Exercise aim
Could you repeat all of the entries below, character for character?

Interface dataset entries
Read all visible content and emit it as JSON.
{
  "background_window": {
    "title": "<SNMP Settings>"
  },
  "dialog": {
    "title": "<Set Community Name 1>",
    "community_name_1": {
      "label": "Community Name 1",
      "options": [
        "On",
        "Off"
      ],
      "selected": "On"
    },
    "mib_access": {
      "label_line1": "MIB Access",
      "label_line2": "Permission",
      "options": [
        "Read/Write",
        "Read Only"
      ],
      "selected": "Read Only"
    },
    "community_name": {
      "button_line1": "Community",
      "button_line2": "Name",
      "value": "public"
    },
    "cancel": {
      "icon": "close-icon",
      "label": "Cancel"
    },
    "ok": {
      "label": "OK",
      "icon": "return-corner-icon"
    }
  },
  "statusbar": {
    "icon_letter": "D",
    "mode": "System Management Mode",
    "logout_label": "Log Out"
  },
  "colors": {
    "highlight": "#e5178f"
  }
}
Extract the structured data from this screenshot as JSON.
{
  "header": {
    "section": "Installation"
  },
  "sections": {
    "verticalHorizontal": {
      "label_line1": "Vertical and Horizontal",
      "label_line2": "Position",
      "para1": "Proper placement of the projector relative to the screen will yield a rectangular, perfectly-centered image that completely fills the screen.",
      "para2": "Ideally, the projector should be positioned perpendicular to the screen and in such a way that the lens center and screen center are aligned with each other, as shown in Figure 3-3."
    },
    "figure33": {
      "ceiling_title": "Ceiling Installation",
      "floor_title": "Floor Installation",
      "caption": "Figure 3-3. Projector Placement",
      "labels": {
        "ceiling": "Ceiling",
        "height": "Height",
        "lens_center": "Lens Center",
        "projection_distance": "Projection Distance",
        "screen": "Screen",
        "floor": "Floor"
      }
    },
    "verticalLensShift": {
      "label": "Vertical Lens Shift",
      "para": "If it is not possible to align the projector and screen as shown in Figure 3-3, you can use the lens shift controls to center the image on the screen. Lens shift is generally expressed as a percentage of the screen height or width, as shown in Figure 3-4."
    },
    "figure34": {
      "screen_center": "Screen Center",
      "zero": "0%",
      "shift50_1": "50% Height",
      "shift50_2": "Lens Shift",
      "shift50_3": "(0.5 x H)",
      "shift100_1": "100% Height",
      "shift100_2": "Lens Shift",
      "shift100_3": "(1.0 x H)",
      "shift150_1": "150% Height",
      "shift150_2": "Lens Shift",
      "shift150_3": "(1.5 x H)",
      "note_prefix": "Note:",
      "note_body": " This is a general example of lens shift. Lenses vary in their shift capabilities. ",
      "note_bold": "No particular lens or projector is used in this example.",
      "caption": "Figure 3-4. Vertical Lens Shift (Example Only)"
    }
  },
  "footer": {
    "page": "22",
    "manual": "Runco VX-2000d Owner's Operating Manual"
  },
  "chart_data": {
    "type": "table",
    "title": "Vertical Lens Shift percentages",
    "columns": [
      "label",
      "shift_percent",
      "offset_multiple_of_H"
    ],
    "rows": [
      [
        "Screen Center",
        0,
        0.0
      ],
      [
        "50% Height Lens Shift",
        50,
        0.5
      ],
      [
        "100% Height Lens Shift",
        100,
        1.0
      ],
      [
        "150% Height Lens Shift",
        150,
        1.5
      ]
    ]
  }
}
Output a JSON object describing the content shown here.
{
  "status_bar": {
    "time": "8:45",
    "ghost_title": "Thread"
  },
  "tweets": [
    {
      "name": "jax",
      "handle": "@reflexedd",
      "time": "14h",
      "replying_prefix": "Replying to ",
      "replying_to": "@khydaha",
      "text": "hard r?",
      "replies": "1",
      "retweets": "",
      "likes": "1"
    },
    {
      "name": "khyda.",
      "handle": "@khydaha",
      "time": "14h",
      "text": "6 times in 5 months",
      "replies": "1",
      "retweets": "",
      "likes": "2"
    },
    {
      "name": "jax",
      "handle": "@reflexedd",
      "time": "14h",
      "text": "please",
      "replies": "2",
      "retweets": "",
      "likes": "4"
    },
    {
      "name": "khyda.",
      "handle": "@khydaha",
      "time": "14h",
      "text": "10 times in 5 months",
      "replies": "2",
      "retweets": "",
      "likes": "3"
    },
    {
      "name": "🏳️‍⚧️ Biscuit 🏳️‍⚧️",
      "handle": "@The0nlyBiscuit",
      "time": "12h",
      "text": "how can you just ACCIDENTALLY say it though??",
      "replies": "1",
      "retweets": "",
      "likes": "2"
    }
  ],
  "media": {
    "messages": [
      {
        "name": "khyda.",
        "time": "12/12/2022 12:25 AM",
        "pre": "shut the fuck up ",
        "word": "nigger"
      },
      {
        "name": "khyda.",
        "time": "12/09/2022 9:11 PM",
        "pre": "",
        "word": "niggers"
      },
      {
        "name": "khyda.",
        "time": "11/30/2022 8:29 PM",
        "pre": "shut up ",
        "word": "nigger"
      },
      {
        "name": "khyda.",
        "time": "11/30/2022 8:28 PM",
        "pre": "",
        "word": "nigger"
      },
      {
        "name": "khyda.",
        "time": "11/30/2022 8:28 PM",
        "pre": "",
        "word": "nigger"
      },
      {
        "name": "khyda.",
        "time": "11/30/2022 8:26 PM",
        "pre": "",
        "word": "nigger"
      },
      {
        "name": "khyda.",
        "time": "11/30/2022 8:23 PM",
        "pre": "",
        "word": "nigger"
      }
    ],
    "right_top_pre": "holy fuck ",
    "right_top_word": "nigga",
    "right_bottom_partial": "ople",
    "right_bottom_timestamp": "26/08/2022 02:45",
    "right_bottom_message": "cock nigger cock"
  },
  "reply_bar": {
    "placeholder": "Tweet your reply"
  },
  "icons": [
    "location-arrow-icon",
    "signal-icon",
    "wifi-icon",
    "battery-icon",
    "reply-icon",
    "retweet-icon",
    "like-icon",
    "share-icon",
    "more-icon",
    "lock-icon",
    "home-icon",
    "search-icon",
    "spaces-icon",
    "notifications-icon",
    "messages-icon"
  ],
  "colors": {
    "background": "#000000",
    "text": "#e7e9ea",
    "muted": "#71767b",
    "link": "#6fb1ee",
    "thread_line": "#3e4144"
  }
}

Reply to the task
Read all visible content and emit it as JSON.
{
  "background_window": {
    "title": "<SNMP Settings>"
  },
  "dialog": {
    "title": "<Set Community Name 1>",
    "community_name_1": {
      "label": "Community Name 1",
      "options": [
        "On",
        "Off"
      ],
      "selected": "On"
    },
    "mib_access": {
      "label_line1": "MIB Access",
      "label_line2": "Permission",
      "options": [
        "Read/Write",
        "Read Only"
      ],
      "selected": "Read Only"
    },
    "community_name": {
      "button_line1": "Community",
      "button_line2": "Name",
      "value": "public"
    },
    "cancel": {
      "icon": "close-icon",
      "label": "Cancel"
    },
    "ok": {
      "label": "OK",
      "icon": "return-corner-icon"
    }
  },
  "statusbar": {
    "icon_letter": "D",
    "mode": "System Management Mode",
    "logout_label": "Log Out"
  },
  "colors": {
    "highlight": "#e5178f"
  }
}
Extract the structured data from this screenshot as JSON.
{
  "header": {
    "section": "Installation"
  },
  "sections": {
    "verticalHorizontal": {
      "label_line1": "Vertical and Horizontal",
      "label_line2": "Position",
      "para1": "Proper placement of the projector relative to the screen will yield a rectangular, perfectly-centered image that completely fills the screen.",
      "para2": "Ideally, the projector should be positioned perpendicular to the screen and in such a way that the lens center and screen center are aligned with each other, as shown in Figure 3-3."
    },
    "figure33": {
      "ceiling_title": "Ceiling Installation",
      "floor_title": "Floor Installation",
      "caption": "Figure 3-3. Projector Placement",
      "labels": {
        "ceiling": "Ceiling",
        "height": "Height",
        "lens_center": "Lens Center",
        "projection_distance": "Projection Distance",
        "screen": "Screen",
        "floor": "Floor"
      }
    },
    "verticalLensShift": {
      "label": "Vertical Lens Shift",
      "para": "If it is not possible to align the projector and screen as shown in Figure 3-3, you can use the lens shift controls to center the image on the screen. Lens shift is generally expressed as a percentage of the screen height or width, as shown in Figure 3-4."
    },
    "figure34": {
      "screen_center": "Screen Center",
      "zero": "0%",
      "shift50_1": "50% Height",
      "shift50_2": "Lens Shift",
      "shift50_3": "(0.5 x H)",
      "shift100_1": "100% Height",
      "shift100_2": "Lens Shift",
      "shift100_3": "(1.0 x H)",
      "shift150_1": "150% Height",
      "shift150_2": "Lens Shift",
      "shift150_3": "(1.5 x H)",
      "note_prefix": "Note:",
      "note_body": " This is a general example of lens shift. Lenses vary in their shift capabilities. ",
      "note_bold": "No particular lens or projector is used in this example.",
      "caption": "Figure 3-4. Vertical Lens Shift (Example Only)"
    }
  },
  "footer": {
    "page": "22",
    "manual": "Runco VX-2000d Owner's Operating Manual"
  },
  "chart_data": {
    "type": "table",
    "title": "Vertical Lens Shift percentages",
    "columns": [
      "label",
      "shift_percent",
      "offset_multiple_of_H"
    ],
    "rows": [
      [
        "Screen Center",
        0,
        0.0
      ],
      [
        "50% Height Lens Shift",
        50,
        0.5
      ],
      [
        "100% Height Lens Shift",
        100,
        1.0
      ],
      [
        "150% Height Lens Shift",
        150,
        1.5
      ]
    ]
  }
}
Output a JSON object describing the content shown here.
{
  "status_bar": {
    "time": "8:45",
    "ghost_title": "Thread"
  },
  "tweets": [
    {
      "name": "jax",
      "handle": "@reflexedd",
      "time": "14h",
      "replying_prefix": "Replying to ",
      "replying_to": "@khydaha",
      "text": "hard r?",
      "replies": "1",
      "retweets": "",
      "likes": "1"
    },
    {
      "name": "khyda.",
      "handle": "@khydaha",
      "time": "14h",
      "text": "6 times in 5 months",
      "replies": "1",
      "retweets": "",
      "likes": "2"
    },
    {
      "name": "jax",
      "handle": "@reflexedd",
      "time": "14h",
      "text": "please",
      "replies": "2",
      "retweets": "",
      "likes": "4"
    },
    {
      "name": "khyda.",
      "handle": "@khydaha",
      "time": "14h",
      "text": "10 times in 5 months",
      "replies": "2",
      "retweets": "",
      "likes": "3"
    },
    {
      "name": "🏳️‍⚧️ Biscuit 🏳️‍⚧️",
      "handle": "@The0nlyBiscuit",
      "time": "12h",
      "text": "how can you just ACCIDENTALLY say it though??",
      "replies": "1",
      "retweets": "",
      "likes": "2"
    }
  ],
  "media": {
    "messages": [
      {
        "name": "khyda.",
        "time": "12/12/2022 12:25 AM",
        "pre": "shut the fuck up ",
        "word": "nigger"
      },
      {
        "name": "khyda.",
        "time": "12/09/2022 9:11 PM",
        "pre": "",
        "word": "niggers"
      },
      {
        "name": "khyda.",
        "time": "11/30/2022 8:29 PM",
        "pre": "shut up ",
        "word": "nigger"
      },
      {
        "name": "khyda.",
        "time": "11/30/2022 8:28 PM",
        "pre": "",
        "word": "nigger"
      },
      {
        "name": "khyda.",
        "time": "11/30/2022 8:28 PM",
        "pre": "",
        "word": "nigger"
      },
      {
        "name": "khyda.",
        "time": "11/30/2022 8:26 PM",
        "pre": "",
        "word": "nigger"
      },
      {
        "name": "khyda.",
        "time": "11/30/2022 8:23 PM",
        "pre": "",
        "word": "nigger"
      }
    ],
    "right_top_pre": "holy fuck ",
    "right_top_word": "nigga",
    "right_bottom_partial": "ople",
    "right_bottom_timestamp": "26/08/2022 02:45",
    "right_bottom_message": "cock nigger cock"
  },
  "reply_bar": {
    "placeholder": "Tweet your reply"
  },
  "icons": [
    "location-arrow-icon",
    "signal-icon",
    "wifi-icon",
    "battery-icon",
    "reply-icon",
    "retweet-icon",
    "like-icon",
    "share-icon",
    "more-icon",
    "lock-icon",
    "home-icon",
    "search-icon",
    "spaces-icon",
    "notifications-icon",
    "messages-icon"
  ],
  "colors": {
    "background": "#000000",
    "text": "#e7e9ea",
    "muted": "#71767b",
    "link": "#6fb1ee",
    "thread_line": "#3e4144"
  }
}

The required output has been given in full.